Machzikei Hadas hopes to install new spiritual leader by Rosh Hashanah 2015
Rabbi Reuven P. Bulka, spiritual leader of Congregation Machzikei Hadas since 1967, will retire as the synagogue’s pulpit rabbi, probably before Rosh Hashanah in 2015. In a November 18 letter to congregants, Rabbi Bulka explained he will “graduate” to become rabbi emeritus of the modern Orthodox congregation, “a new role … which will keep me connected to the shul and to you.”
Jonah Rabinovitch, president of Machzikei Hadas, has announced a succession plan in which a search will be undertaken immediately. If all goes according to the plan, the search committee will identify three or four top candidates who will visit the congregation over the next few months. Members will then vote on their choice.
Machzikei Hadas’ rabbinical search committee, co-chaired by David Appotive and Bram Bregman, includes Bonnie Fainer, Adele Sidney, Charlie Wiseman, Lawrence Weinstein, Cybele Hamburg, Tamara Fathi, Sari Zelenietz and Rabinovitch.
It is hoped the new rabbi will be settled in Ottawa by next Rosh Hashanah and will work with Rabbi Bulka as associate rabbi for a transitional year before being installed as pulpit rabbi by the following Rosh Hashanah.
However, Rabinovitch noted, “if the right candidate does not come along, Rabbi Bulka ill remain as rabbi until we have the appropriate candidate in place.”
When a brief article appeared in the October 3, 1967 edition of the Ottawa Jewish Bulletin announcing that Rabbi Reuven P. Bulka of New York had been appointed as the new spiritual leader of Congregation Machzikei Hadas, few could have imagined it would be the beginning of one of the longest and most remarkable rabbinic tenures in Jewish Canadian history.
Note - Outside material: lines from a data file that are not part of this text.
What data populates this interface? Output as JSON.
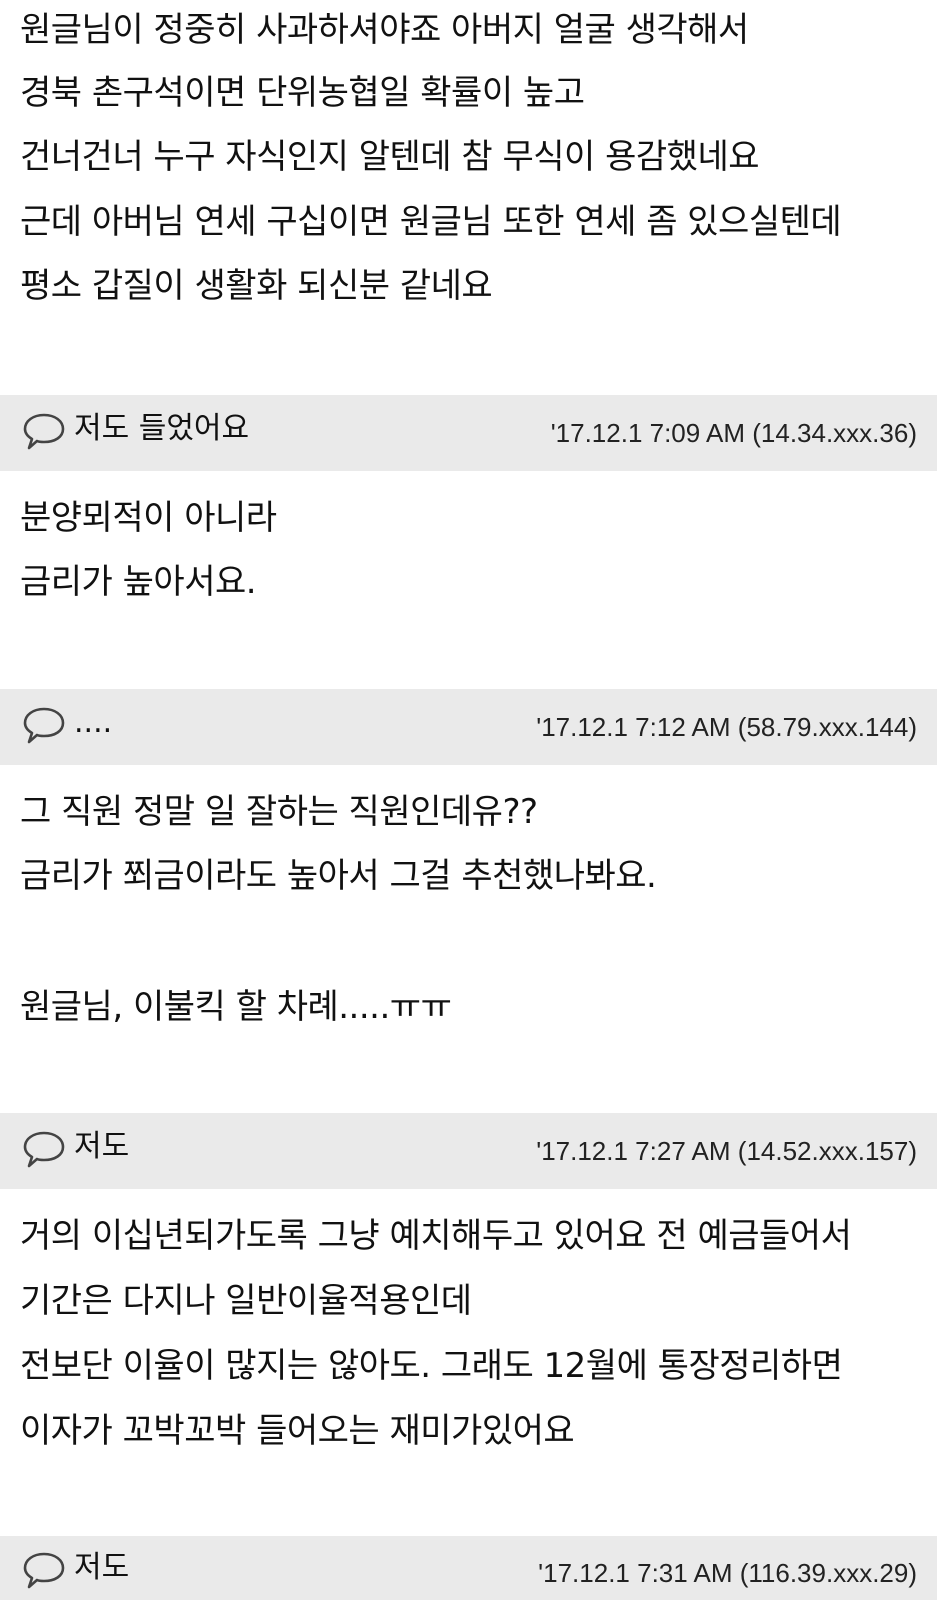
{
  "post_tail": {
    "lines": [
      "원글님이 정중히 사과하셔야죠 아버지 얼굴 생각해서",
      "경북 촌구석이면 단위농협일 확률이 높고",
      "건너건너 누구 자식인지 알텐데 참 무식이 용감했네요",
      "근데 아버님 연세 구십이면 원글님 또한 연세 좀 있으실텐데",
      "평소 갑질이 생활화 되신분 같네요"
    ]
  },
  "comments": [
    {
      "nickname": "저도 들었어요",
      "meta": "'17.12.1 7:09 AM (14.34.xxx.36)",
      "lines": [
        "분양뫼적이 아니라",
        "금리가 높아서요."
      ]
    },
    {
      "nickname": "....",
      "meta": "'17.12.1 7:12 AM (58.79.xxx.144)",
      "lines": [
        "그 직원 정말 일 잘하는 직원인데유??",
        "금리가 쬐금이라도 높아서 그걸 추천했나봐요.",
        "",
        "원글님, 이불킥 할 차례.....ㅠㅠ"
      ]
    },
    {
      "nickname": "저도",
      "meta": "'17.12.1 7:27 AM (14.52.xxx.157)",
      "lines": [
        "거의 이십년되가도록 그냥 예치해두고 있어요 전 예금들어서",
        "기간은 다지나 일반이율적용인데",
        "전보단 이율이 많지는 않아도. 그래도 12월에 통장정리하면",
        "이자가 꼬박꼬박 들어오는 재미가있어요"
      ]
    },
    {
      "nickname": "저도",
      "meta": "'17.12.1 7:31 AM (116.39.xxx.29)",
      "lines": []
    }
  ],
  "colors": {
    "bar_background": "#eaeaea",
    "text": "#111111"
  },
  "icons": {
    "comment": "speech-bubble-icon"
  }
}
In 1967, when Rabbi Bulka arrived in Ottawa at age 23, Machzikei Hadas was a Lowertown congregation of less than 100 families. Founded in 1907 and located at the corner of Murray Street and King Edward Avenue since 1923, it was struggling because much of Ottawa’s Jewish community had already moved away from the neighbourhoods it had been centred in since early in the 20th century.
The congregation, though, was revitalized by the charismatic young rabbi and, by 1973, had built a new synagogue on Virginia Drive in Alta Vista that eventually grew to encompass more than 500 families.
Over the years, Rabbi Bulka has become legendary for the scope of his many activities as both a clergyman and a leader in the Jewish community and in the broader civic community at the local, provincial, national and international levels. Somehow finding time to earn his PhD and to write or edit more than 30 books and countless newspaper, magazine and journal articles, he has been a tireless leader in many organizations – including the Canadian Jewish Congress, where he served as co-president from 2007 to 2009 – and a crusader for many worthy causes.
In an interview with the Bulletin, Rabbi Bulka said he was looking forward to assuming his role as rabbi emeritus, although the speciﬁ cs of his duties remain to be determined.
“I’ll be available to fill the congregational needs,” he said.
“I hope to,” Rabbi Bulka said, when asked if he planned to continue with such activities as hosting his popular weekly radio program, Sunday Night with Rabbi Bulka, on CFRA, providing the Jewish perspective to the “Ask the Religion Experts” column in the Ottawa Citizen, and his many charitable involvements.
Looking back at a long career in which he has performed lifecycle events for generations of many of the same families, the rabbi was philosophical as he contemplated this next step in his long career.
“Nothing lasts forever – nor should it, because there needs to be room for succession, for new energies, and I’m happy that that will be happening and that it will unfold well,” he said. “Every rabbinate has its challenges – and we’ve had challenges here – but the [Ottawa] community has been super-duper and my experience in the rabbinate here, on the basis of comparisons with other colleagues of mine, has been right at the top.”
Rabbi Bulka said he is most definitely looking forward to opportunities to spend more time with his children and grandchildren, none of whom live in Ottawa.
“I have two girls and three boys,” he said. “Most of them are in the New York area, although one is in Baltimore and another is in Jerusalem.”
Rabbi Bulka noted that, among his five children and his wife Leah’s two children, the couple has more than 30 grandchildren and he’s looking forward to being with them on a more leisurely basis.
While Rabbi Bulka speaks of the inevitability of his retirement, it will surely not be easy for a congregation that has known no other spiritual leader for almost half a century.
“I speak for all of us when I say that Rabbi Bulka is a first-class mensch and that it will be difficult to see him transition,” wrote Rabinovitch. “He has touched every one of our lives and has always been there for us.”